Every entry below should be reproduced exactly, with all pictures left out.

------ Data supplied ------

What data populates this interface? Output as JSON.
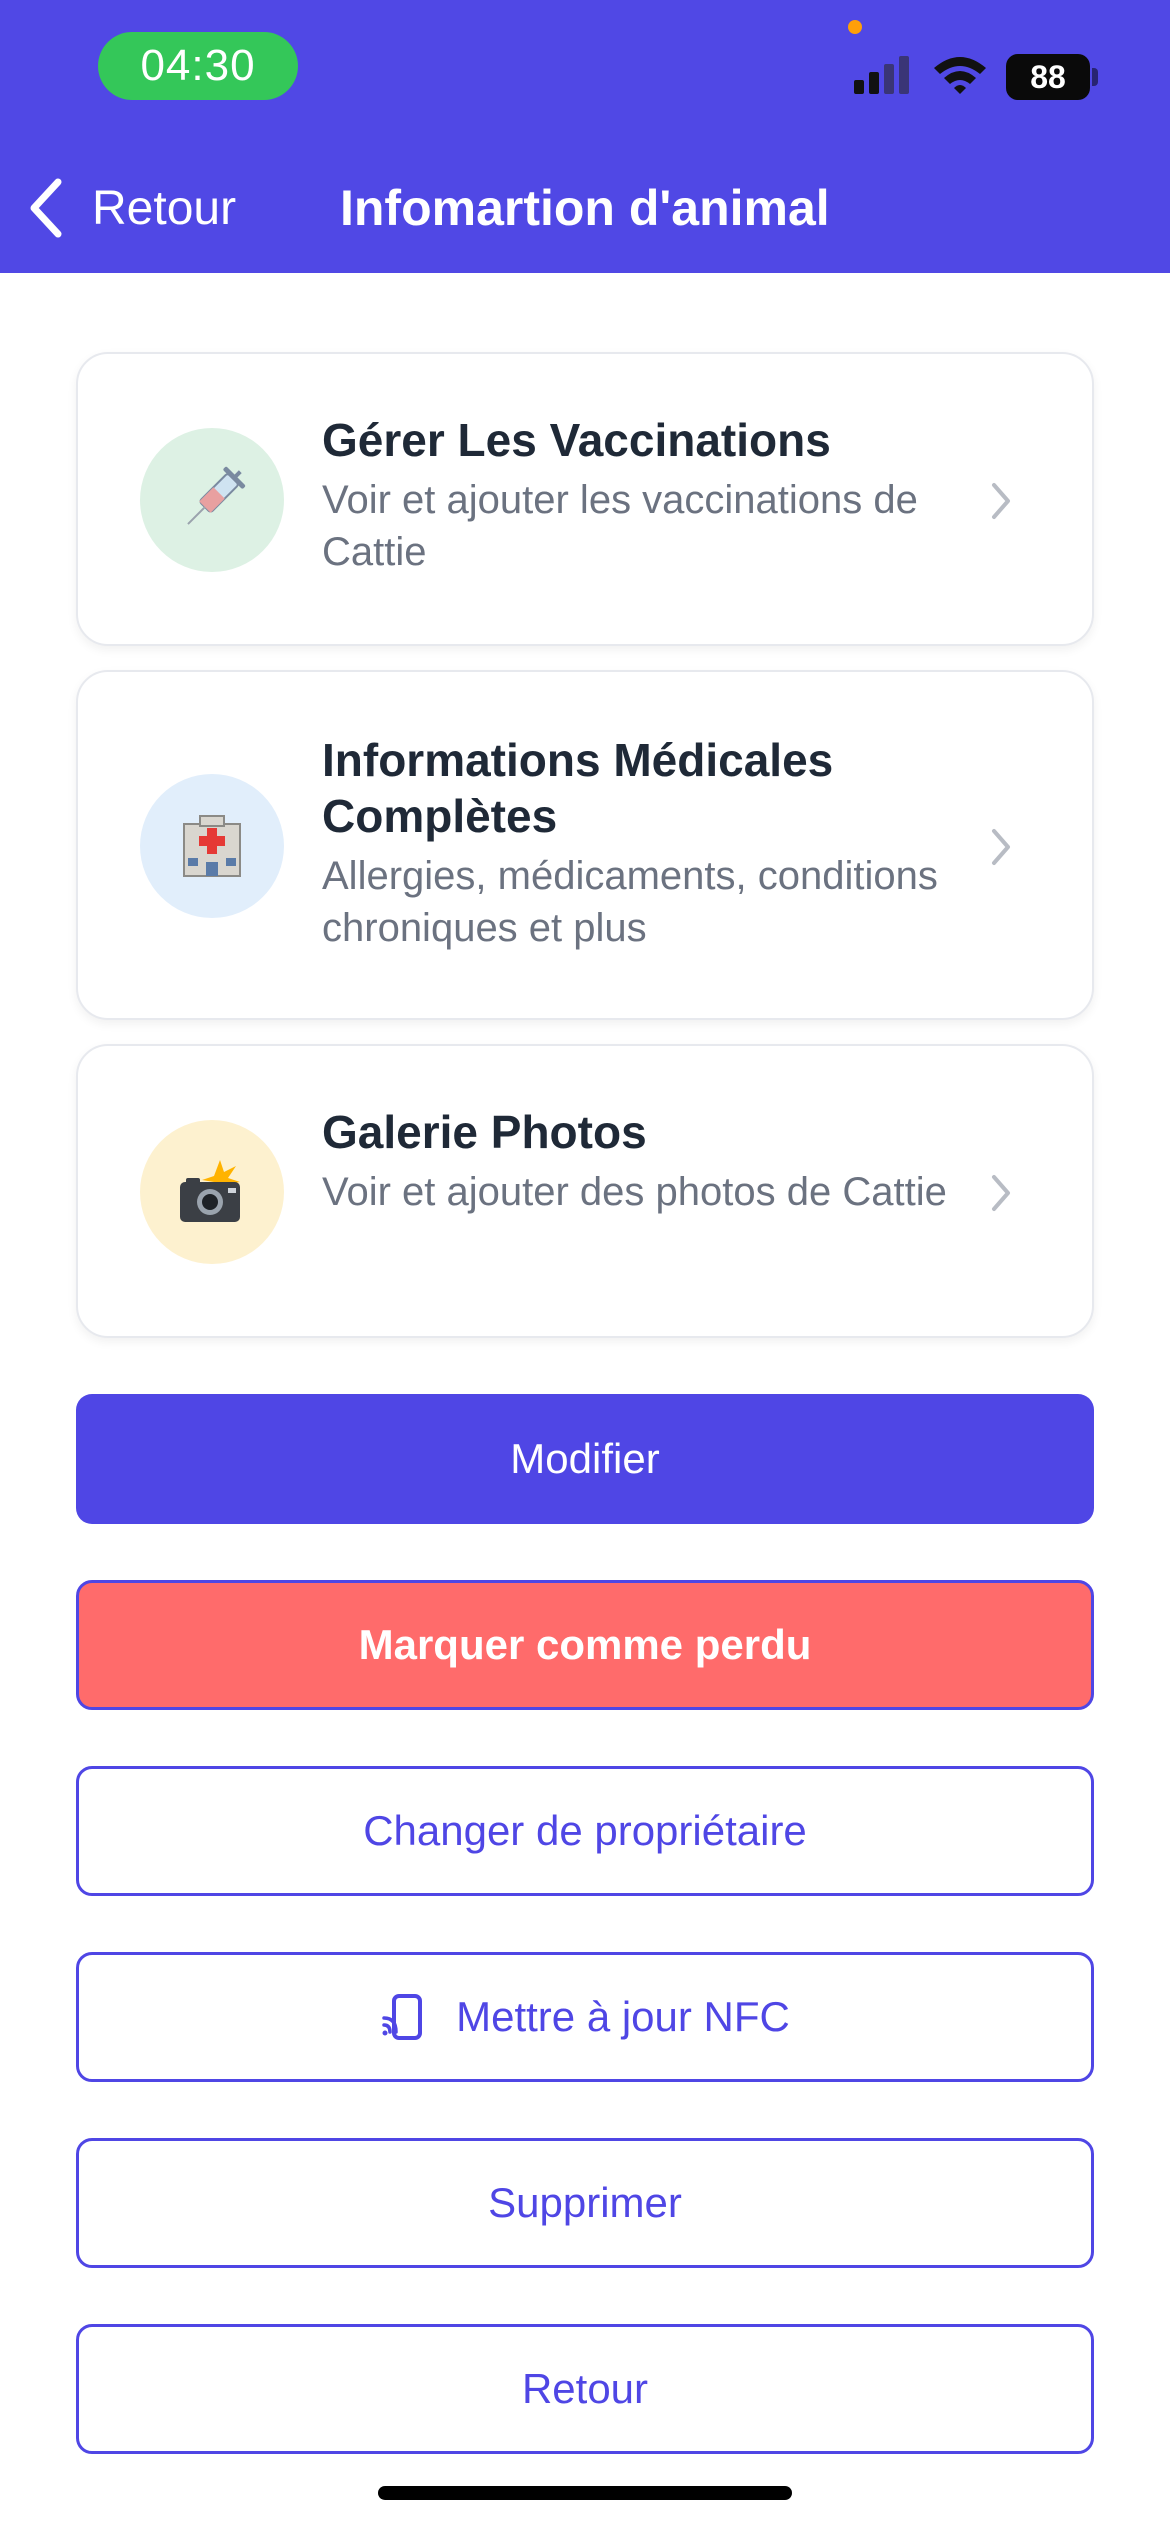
{
  "status_bar": {
    "time": "04:30",
    "battery": "88",
    "icons": [
      "signal-icon",
      "wifi-icon",
      "battery-icon"
    ]
  },
  "nav": {
    "back_label": "Retour",
    "title": "Infomartion d'animal"
  },
  "cards": [
    {
      "icon": "syringe-icon",
      "title": "Gérer Les Vaccinations",
      "description": "Voir et ajouter les vaccinations de Cattie"
    },
    {
      "icon": "hospital-icon",
      "title": "Informations Médicales Complètes",
      "description": "Allergies, médicaments, conditions chroniques et plus"
    },
    {
      "icon": "camera-flash-icon",
      "title": "Galerie Photos",
      "description": "Voir et ajouter des photos de Cattie"
    }
  ],
  "buttons": {
    "edit": "Modifier",
    "mark_lost": "Marquer comme perdu",
    "change_owner": "Changer de propriétaire",
    "update_nfc": "Mettre à jour NFC",
    "delete": "Supprimer",
    "back": "Retour"
  },
  "colors": {
    "primary": "#4F46E5",
    "header": "#5048E5",
    "danger": "#FF6B6B",
    "time_pill": "#34C759"
  }
}
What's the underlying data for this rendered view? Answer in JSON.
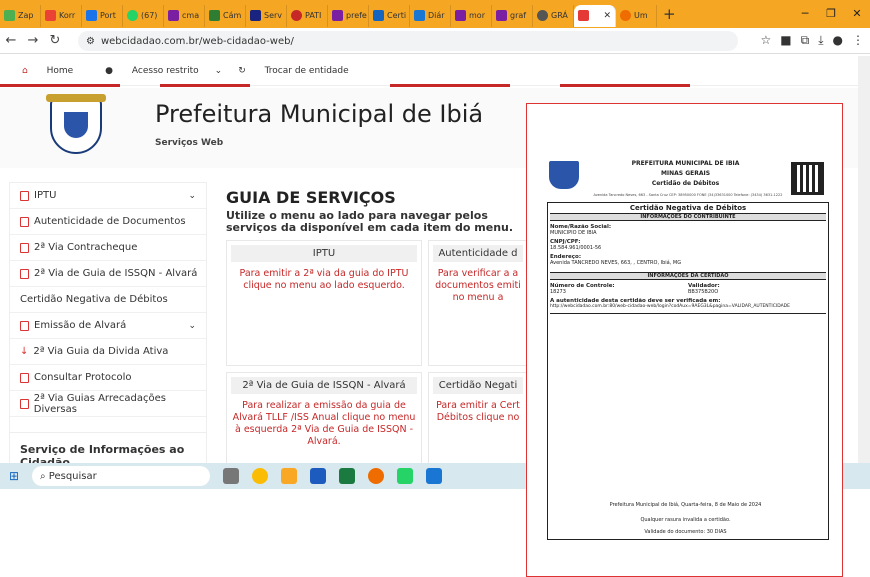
{
  "browser": {
    "tabs": [
      "Zap",
      "Korr",
      "Port",
      "(67)",
      "cma",
      "Cám",
      "Serv",
      "PATI",
      "prefe",
      "Certi",
      "Diár",
      "mor",
      "graf",
      "GRÁ",
      "Um"
    ],
    "url": "webcidadao.com.br/web-cidadao-web/"
  },
  "sitenav": {
    "home": "Home",
    "acesso": "Acesso restrito",
    "trocar": "Trocar de entidade"
  },
  "header": {
    "title": "Prefeitura Municipal de Ibiá",
    "subtitle": "Serviços Web"
  },
  "sidebar": {
    "items": [
      "IPTU",
      "Autenticidade de Documentos",
      "2ª Via Contracheque",
      "2ª Via de Guia de ISSQN - Alvará",
      "Certidão Negativa de Débitos",
      "Emissão de Alvará",
      "2ª Via Guia da Divida Ativa",
      "Consultar Protocolo",
      "2ª Via Guias Arrecadações Diversas"
    ],
    "section2": "Serviço de Informações ao Cidadão"
  },
  "main": {
    "title": "GUIA DE SERVIÇOS",
    "desc": "Utilize o menu ao lado para navegar pelos serviços da disponível em cada item do menu.",
    "cards": [
      {
        "h": "IPTU",
        "b": "Para emitir a 2ª via da guia do IPTU clique no menu ao lado esquerdo."
      },
      {
        "h": "Autenticidade d",
        "b": "Para verificar a a documentos emiti no menu a"
      },
      {
        "h": "2ª Via de Guia de ISSQN - Alvará",
        "b": "Para realizar a emissão da guia de Alvará TLLF /ISS Anual clique no menu à esquerda 2ª Via de Guia de ISSQN - Alvará."
      },
      {
        "h": "Certidão Negati",
        "b": "Para emitir a Cert Débitos clique no"
      }
    ]
  },
  "taskbar": {
    "search": "Pesquisar"
  },
  "certificate": {
    "org": "PREFEITURA MUNICIPAL DE IBIA",
    "state": "MINAS GERAIS",
    "doc": "Certidão de Débitos",
    "address": "Avenida Tancredo Neves, 663 - Santa Cruz CEP: 38950000 FONE (34)33631000 Telefone: (3434) 3631-1222",
    "title": "Certidão Negativa de Débitos",
    "sec1": "INFORMAÇÕES DO CONTRIBUINTE",
    "nome_l": "Nome/Razão Social:",
    "nome": "MUNICIPIO DE IBIA",
    "cnpj_l": "CNPJ/CPF:",
    "cnpj": "18.584.961/0001-56",
    "end_l": "Endereço:",
    "end": "Avenida TANCREDO NEVES, 663, , CENTRO, Ibiá, MG",
    "sec2": "INFORMAÇÕES DA CERTIDÃO",
    "ctrl_l": "Número de Controle:",
    "ctrl": "18273",
    "valid_l": "Validador:",
    "valid": "BB375B20O",
    "auth_l": "A autenticidade desta certidão deve ser verificada em:",
    "auth": "http://webcidadao.com.br:80/web-cidadao-web/login?codAux=9AEG3L&pagina=VALIDAR_AUTENTICIDADE",
    "foot1": "Prefeitura Municipal de Ibiá, Quarta-feira, 8 de Maio de 2024",
    "foot2": "Qualquer rasura invalida a certidão.",
    "foot3": "Validade do documento: 30 DIAS"
  }
}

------

# Result for this exercise:
What data populates this interface? Output as JSON.
{
  "status_bar": {
    "time": "04:30",
    "battery": "88",
    "icons": [
      "signal-icon",
      "wifi-icon",
      "battery-icon"
    ]
  },
  "nav": {
    "back_label": "Retour",
    "title": "Infomartion d'animal"
  },
  "cards": [
    {
      "icon": "syringe-icon",
      "title": "Gérer Les Vaccinations",
      "description": "Voir et ajouter les vaccinations de Cattie"
    },
    {
      "icon": "hospital-icon",
      "title": "Informations Médicales Complètes",
      "description": "Allergies, médicaments, conditions chroniques et plus"
    },
    {
      "icon": "camera-flash-icon",
      "title": "Galerie Photos",
      "description": "Voir et ajouter des photos de Cattie"
    }
  ],
  "buttons": {
    "edit": "Modifier",
    "mark_lost": "Marquer comme perdu",
    "change_owner": "Changer de propriétaire",
    "update_nfc": "Mettre à jour NFC",
    "delete": "Supprimer",
    "back": "Retour"
  },
  "colors": {
    "primary": "#4F46E5",
    "header": "#5048E5",
    "danger": "#FF6B6B",
    "time_pill": "#34C759"
  }
}
What's the underlying data for this rendered view? Answer in JSON.
{
  "browser": {
    "tabs": [
      "Zap",
      "Korr",
      "Port",
      "(67)",
      "cma",
      "Cám",
      "Serv",
      "PATI",
      "prefe",
      "Certi",
      "Diár",
      "mor",
      "graf",
      "GRÁ",
      "Um"
    ],
    "url": "webcidadao.com.br/web-cidadao-web/"
  },
  "sitenav": {
    "home": "Home",
    "acesso": "Acesso restrito",
    "trocar": "Trocar de entidade"
  },
  "header": {
    "title": "Prefeitura Municipal de Ibiá",
    "subtitle": "Serviços Web"
  },
  "sidebar": {
    "items": [
      "IPTU",
      "Autenticidade de Documentos",
      "2ª Via Contracheque",
      "2ª Via de Guia de ISSQN - Alvará",
      "Certidão Negativa de Débitos",
      "Emissão de Alvará",
      "2ª Via Guia da Divida Ativa",
      "Consultar Protocolo",
      "2ª Via Guias Arrecadações Diversas"
    ],
    "section2": "Serviço de Informações ao Cidadão"
  },
  "main": {
    "title": "GUIA DE SERVIÇOS",
    "desc": "Utilize o menu ao lado para navegar pelos serviços da disponível em cada item do menu.",
    "cards": [
      {
        "h": "IPTU",
        "b": "Para emitir a 2ª via da guia do IPTU clique no menu ao lado esquerdo."
      },
      {
        "h": "Autenticidade d",
        "b": "Para verificar a a documentos emiti no menu a"
      },
      {
        "h": "2ª Via de Guia de ISSQN - Alvará",
        "b": "Para realizar a emissão da guia de Alvará TLLF /ISS Anual clique no menu à esquerda 2ª Via de Guia de ISSQN - Alvará."
      },
      {
        "h": "Certidão Negati",
        "b": "Para emitir a Cert Débitos clique no"
      }
    ]
  },
  "taskbar": {
    "search": "Pesquisar"
  },
  "certificate": {
    "org": "PREFEITURA MUNICIPAL DE IBIA",
    "state": "MINAS GERAIS",
    "doc": "Certidão de Débitos",
    "address": "Avenida Tancredo Neves, 663 - Santa Cruz CEP: 38950000 FONE (34)33631000 Telefone: (3434) 3631-1222",
    "title": "Certidão Negativa de Débitos",
    "sec1": "INFORMAÇÕES DO CONTRIBUINTE",
    "nome_l": "Nome/Razão Social:",
    "nome": "MUNICIPIO DE IBIA",
    "cnpj_l": "CNPJ/CPF:",
    "cnpj": "18.584.961/0001-56",
    "end_l": "Endereço:",
    "end": "Avenida TANCREDO NEVES, 663, , CENTRO, Ibiá, MG",
    "sec2": "INFORMAÇÕES DA CERTIDÃO",
    "ctrl_l": "Número de Controle:",
    "ctrl": "18273",
    "valid_l": "Validador:",
    "valid": "BB375B20O",
    "auth_l": "A autenticidade desta certidão deve ser verificada em:",
    "auth": "http://webcidadao.com.br:80/web-cidadao-web/login?codAux=9AEG3L&pagina=VALIDAR_AUTENTICIDADE",
    "foot1": "Prefeitura Municipal de Ibiá, Quarta-feira, 8 de Maio de 2024",
    "foot2": "Qualquer rasura invalida a certidão.",
    "foot3": "Validade do documento: 30 DIAS"
  }
}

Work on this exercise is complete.